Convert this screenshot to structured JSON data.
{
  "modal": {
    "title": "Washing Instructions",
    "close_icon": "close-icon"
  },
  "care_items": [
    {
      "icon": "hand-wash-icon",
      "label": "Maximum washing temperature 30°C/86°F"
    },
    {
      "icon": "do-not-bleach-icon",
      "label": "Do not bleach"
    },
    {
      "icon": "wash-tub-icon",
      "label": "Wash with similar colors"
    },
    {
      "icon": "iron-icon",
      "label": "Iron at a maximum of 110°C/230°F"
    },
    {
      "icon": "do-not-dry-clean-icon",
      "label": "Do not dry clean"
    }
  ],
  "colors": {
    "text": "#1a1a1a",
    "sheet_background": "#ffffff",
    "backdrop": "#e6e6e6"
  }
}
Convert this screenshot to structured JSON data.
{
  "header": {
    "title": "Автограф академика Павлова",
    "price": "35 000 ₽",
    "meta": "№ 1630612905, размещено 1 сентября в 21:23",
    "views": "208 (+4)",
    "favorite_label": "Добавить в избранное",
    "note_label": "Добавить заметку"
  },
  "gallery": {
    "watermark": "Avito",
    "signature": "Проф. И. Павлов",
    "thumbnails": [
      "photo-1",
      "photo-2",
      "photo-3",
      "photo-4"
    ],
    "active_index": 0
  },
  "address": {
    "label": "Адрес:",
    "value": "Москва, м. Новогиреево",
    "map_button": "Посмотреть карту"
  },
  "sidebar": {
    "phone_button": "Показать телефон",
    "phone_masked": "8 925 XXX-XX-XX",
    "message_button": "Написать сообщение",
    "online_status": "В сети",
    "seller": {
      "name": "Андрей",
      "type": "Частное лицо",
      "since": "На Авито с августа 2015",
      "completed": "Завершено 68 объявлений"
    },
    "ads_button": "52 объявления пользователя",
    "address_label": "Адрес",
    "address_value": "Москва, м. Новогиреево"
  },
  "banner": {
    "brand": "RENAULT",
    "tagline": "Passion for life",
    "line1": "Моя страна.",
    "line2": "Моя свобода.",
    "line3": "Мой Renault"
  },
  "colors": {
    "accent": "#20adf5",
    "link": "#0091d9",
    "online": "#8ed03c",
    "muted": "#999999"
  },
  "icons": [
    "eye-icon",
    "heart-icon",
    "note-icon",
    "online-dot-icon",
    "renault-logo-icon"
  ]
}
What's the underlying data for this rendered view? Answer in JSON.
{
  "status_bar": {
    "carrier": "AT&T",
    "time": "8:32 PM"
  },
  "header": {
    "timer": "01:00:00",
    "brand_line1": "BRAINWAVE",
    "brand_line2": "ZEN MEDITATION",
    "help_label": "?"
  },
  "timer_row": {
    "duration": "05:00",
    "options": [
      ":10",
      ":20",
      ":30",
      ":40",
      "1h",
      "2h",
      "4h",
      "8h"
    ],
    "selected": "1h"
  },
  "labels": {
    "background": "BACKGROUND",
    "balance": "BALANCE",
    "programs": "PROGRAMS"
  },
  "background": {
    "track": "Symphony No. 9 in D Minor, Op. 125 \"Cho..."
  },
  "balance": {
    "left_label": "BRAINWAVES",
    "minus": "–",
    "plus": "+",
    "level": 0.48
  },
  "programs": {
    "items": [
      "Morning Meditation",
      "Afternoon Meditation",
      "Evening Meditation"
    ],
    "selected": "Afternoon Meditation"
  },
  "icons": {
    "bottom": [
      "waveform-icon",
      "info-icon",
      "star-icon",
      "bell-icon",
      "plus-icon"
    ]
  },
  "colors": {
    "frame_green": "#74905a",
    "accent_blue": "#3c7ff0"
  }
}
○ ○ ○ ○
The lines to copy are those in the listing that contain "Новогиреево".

:: Task solution ::
    "value": "Москва, м. Новогиреево",
    "address_value": "Москва, м. Новогиреево"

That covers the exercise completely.